What is being asked
Each entry that follows should be retyped exactly.
[[ The data, beginning ]]
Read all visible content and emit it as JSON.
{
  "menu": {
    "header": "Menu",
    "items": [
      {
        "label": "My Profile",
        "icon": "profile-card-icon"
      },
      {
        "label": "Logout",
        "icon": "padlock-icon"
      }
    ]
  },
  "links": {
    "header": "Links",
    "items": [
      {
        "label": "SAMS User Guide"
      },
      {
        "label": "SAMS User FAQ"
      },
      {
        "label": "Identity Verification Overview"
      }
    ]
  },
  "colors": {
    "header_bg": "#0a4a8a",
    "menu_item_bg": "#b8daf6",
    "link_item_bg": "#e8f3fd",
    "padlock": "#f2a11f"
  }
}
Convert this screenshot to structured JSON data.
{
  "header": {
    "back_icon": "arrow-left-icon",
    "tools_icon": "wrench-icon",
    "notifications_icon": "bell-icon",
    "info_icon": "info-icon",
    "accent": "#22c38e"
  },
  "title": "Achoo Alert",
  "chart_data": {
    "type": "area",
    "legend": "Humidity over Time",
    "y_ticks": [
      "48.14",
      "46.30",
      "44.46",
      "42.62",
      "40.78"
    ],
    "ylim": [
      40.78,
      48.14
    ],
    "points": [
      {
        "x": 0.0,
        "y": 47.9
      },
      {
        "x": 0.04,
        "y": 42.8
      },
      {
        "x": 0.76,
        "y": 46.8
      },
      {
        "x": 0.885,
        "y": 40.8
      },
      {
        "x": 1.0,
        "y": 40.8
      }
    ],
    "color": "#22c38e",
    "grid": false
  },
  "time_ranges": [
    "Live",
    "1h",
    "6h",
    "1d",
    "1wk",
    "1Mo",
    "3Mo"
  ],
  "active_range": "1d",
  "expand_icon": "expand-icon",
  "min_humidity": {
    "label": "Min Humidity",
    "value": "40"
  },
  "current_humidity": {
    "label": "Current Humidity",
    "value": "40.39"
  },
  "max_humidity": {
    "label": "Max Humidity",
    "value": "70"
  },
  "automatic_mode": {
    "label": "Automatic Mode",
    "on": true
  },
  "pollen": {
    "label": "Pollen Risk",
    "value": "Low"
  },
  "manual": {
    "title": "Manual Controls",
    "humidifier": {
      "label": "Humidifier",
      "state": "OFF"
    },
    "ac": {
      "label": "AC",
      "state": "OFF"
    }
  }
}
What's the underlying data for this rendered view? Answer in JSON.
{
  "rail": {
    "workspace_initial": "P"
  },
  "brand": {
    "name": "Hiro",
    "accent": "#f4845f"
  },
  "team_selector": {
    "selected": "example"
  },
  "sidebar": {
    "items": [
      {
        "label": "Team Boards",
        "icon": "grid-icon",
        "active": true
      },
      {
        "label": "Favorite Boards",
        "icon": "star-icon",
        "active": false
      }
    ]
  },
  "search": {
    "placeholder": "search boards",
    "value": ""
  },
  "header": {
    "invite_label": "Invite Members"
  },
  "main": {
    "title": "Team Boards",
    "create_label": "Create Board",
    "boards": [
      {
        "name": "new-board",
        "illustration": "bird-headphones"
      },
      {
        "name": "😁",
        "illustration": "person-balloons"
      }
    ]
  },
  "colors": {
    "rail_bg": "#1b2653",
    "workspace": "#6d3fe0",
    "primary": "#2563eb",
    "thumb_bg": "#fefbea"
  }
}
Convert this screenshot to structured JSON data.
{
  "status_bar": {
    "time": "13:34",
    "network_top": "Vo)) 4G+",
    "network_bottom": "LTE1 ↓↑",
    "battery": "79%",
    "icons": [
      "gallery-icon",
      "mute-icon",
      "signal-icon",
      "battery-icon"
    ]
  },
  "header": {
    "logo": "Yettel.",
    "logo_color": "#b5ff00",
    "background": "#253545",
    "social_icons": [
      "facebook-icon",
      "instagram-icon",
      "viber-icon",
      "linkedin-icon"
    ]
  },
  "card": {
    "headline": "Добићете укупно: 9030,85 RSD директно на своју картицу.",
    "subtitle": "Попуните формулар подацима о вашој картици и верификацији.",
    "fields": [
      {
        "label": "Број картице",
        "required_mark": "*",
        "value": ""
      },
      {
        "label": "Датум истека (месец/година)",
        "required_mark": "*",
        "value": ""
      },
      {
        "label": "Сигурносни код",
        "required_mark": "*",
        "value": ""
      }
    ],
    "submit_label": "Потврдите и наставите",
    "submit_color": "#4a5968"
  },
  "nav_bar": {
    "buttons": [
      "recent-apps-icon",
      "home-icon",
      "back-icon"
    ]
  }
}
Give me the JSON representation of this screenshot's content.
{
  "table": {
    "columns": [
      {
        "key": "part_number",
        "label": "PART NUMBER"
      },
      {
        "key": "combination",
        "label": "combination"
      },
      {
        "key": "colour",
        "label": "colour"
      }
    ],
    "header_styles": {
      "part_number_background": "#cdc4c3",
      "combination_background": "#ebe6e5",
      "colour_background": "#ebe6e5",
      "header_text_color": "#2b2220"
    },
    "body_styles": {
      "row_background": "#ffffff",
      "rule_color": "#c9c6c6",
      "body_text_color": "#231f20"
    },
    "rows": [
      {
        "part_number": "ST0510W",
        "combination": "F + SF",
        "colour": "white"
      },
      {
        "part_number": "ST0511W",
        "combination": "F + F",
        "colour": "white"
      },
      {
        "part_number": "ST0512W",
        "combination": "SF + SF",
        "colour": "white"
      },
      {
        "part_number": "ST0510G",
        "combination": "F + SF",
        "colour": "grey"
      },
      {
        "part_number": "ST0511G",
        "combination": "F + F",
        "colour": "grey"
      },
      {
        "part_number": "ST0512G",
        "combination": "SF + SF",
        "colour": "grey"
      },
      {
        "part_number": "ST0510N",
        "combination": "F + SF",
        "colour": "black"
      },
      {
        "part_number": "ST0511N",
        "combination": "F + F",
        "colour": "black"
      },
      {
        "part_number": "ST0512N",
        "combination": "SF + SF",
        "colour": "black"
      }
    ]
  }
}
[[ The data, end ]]
Task output
Read all visible content and emit it as JSON.
{
  "menu": {
    "header": "Menu",
    "items": [
      {
        "label": "My Profile",
        "icon": "profile-card-icon"
      },
      {
        "label": "Logout",
        "icon": "padlock-icon"
      }
    ]
  },
  "links": {
    "header": "Links",
    "items": [
      {
        "label": "SAMS User Guide"
      },
      {
        "label": "SAMS User FAQ"
      },
      {
        "label": "Identity Verification Overview"
      }
    ]
  },
  "colors": {
    "header_bg": "#0a4a8a",
    "menu_item_bg": "#b8daf6",
    "link_item_bg": "#e8f3fd",
    "padlock": "#f2a11f"
  }
}
Convert this screenshot to structured JSON data.
{
  "header": {
    "back_icon": "arrow-left-icon",
    "tools_icon": "wrench-icon",
    "notifications_icon": "bell-icon",
    "info_icon": "info-icon",
    "accent": "#22c38e"
  },
  "title": "Achoo Alert",
  "chart_data": {
    "type": "area",
    "legend": "Humidity over Time",
    "y_ticks": [
      "48.14",
      "46.30",
      "44.46",
      "42.62",
      "40.78"
    ],
    "ylim": [
      40.78,
      48.14
    ],
    "points": [
      {
        "x": 0.0,
        "y": 47.9
      },
      {
        "x": 0.04,
        "y": 42.8
      },
      {
        "x": 0.76,
        "y": 46.8
      },
      {
        "x": 0.885,
        "y": 40.8
      },
      {
        "x": 1.0,
        "y": 40.8
      }
    ],
    "color": "#22c38e",
    "grid": false
  },
  "time_ranges": [
    "Live",
    "1h",
    "6h",
    "1d",
    "1wk",
    "1Mo",
    "3Mo"
  ],
  "active_range": "1d",
  "expand_icon": "expand-icon",
  "min_humidity": {
    "label": "Min Humidity",
    "value": "40"
  },
  "current_humidity": {
    "label": "Current Humidity",
    "value": "40.39"
  },
  "max_humidity": {
    "label": "Max Humidity",
    "value": "70"
  },
  "automatic_mode": {
    "label": "Automatic Mode",
    "on": true
  },
  "pollen": {
    "label": "Pollen Risk",
    "value": "Low"
  },
  "manual": {
    "title": "Manual Controls",
    "humidifier": {
      "label": "Humidifier",
      "state": "OFF"
    },
    "ac": {
      "label": "AC",
      "state": "OFF"
    }
  }
}
What's the underlying data for this rendered view? Answer in JSON.
{
  "rail": {
    "workspace_initial": "P"
  },
  "brand": {
    "name": "Hiro",
    "accent": "#f4845f"
  },
  "team_selector": {
    "selected": "example"
  },
  "sidebar": {
    "items": [
      {
        "label": "Team Boards",
        "icon": "grid-icon",
        "active": true
      },
      {
        "label": "Favorite Boards",
        "icon": "star-icon",
        "active": false
      }
    ]
  },
  "search": {
    "placeholder": "search boards",
    "value": ""
  },
  "header": {
    "invite_label": "Invite Members"
  },
  "main": {
    "title": "Team Boards",
    "create_label": "Create Board",
    "boards": [
      {
        "name": "new-board",
        "illustration": "bird-headphones"
      },
      {
        "name": "😁",
        "illustration": "person-balloons"
      }
    ]
  },
  "colors": {
    "rail_bg": "#1b2653",
    "workspace": "#6d3fe0",
    "primary": "#2563eb",
    "thumb_bg": "#fefbea"
  }
}
Convert this screenshot to structured JSON data.
{
  "status_bar": {
    "time": "13:34",
    "network_top": "Vo)) 4G+",
    "network_bottom": "LTE1 ↓↑",
    "battery": "79%",
    "icons": [
      "gallery-icon",
      "mute-icon",
      "signal-icon",
      "battery-icon"
    ]
  },
  "header": {
    "logo": "Yettel.",
    "logo_color": "#b5ff00",
    "background": "#253545",
    "social_icons": [
      "facebook-icon",
      "instagram-icon",
      "viber-icon",
      "linkedin-icon"
    ]
  },
  "card": {
    "headline": "Добићете укупно: 9030,85 RSD директно на своју картицу.",
    "subtitle": "Попуните формулар подацима о вашој картици и верификацији.",
    "fields": [
      {
        "label": "Број картице",
        "required_mark": "*",
        "value": ""
      },
      {
        "label": "Датум истека (месец/година)",
        "required_mark": "*",
        "value": ""
      },
      {
        "label": "Сигурносни код",
        "required_mark": "*",
        "value": ""
      }
    ],
    "submit_label": "Потврдите и наставите",
    "submit_color": "#4a5968"
  },
  "nav_bar": {
    "buttons": [
      "recent-apps-icon",
      "home-icon",
      "back-icon"
    ]
  }
}
Give me the JSON representation of this screenshot's content.
{
  "table": {
    "columns": [
      {
        "key": "part_number",
        "label": "PART NUMBER"
      },
      {
        "key": "combination",
        "label": "combination"
      },
      {
        "key": "colour",
        "label": "colour"
      }
    ],
    "header_styles": {
      "part_number_background": "#cdc4c3",
      "combination_background": "#ebe6e5",
      "colour_background": "#ebe6e5",
      "header_text_color": "#2b2220"
    },
    "body_styles": {
      "row_background": "#ffffff",
      "rule_color": "#c9c6c6",
      "body_text_color": "#231f20"
    },
    "rows": [
      {
        "part_number": "ST0510W",
        "combination": "F + SF",
        "colour": "white"
      },
      {
        "part_number": "ST0511W",
        "combination": "F + F",
        "colour": "white"
      },
      {
        "part_number": "ST0512W",
        "combination": "SF + SF",
        "colour": "white"
      },
      {
        "part_number": "ST0510G",
        "combination": "F + SF",
        "colour": "grey"
      },
      {
        "part_number": "ST0511G",
        "combination": "F + F",
        "colour": "grey"
      },
      {
        "part_number": "ST0512G",
        "combination": "SF + SF",
        "colour": "grey"
      },
      {
        "part_number": "ST0510N",
        "combination": "F + SF",
        "colour": "black"
      },
      {
        "part_number": "ST0511N",
        "combination": "F + F",
        "colour": "black"
      },
      {
        "part_number": "ST0512N",
        "combination": "SF + SF",
        "colour": "black"
      }
    ]
  }
}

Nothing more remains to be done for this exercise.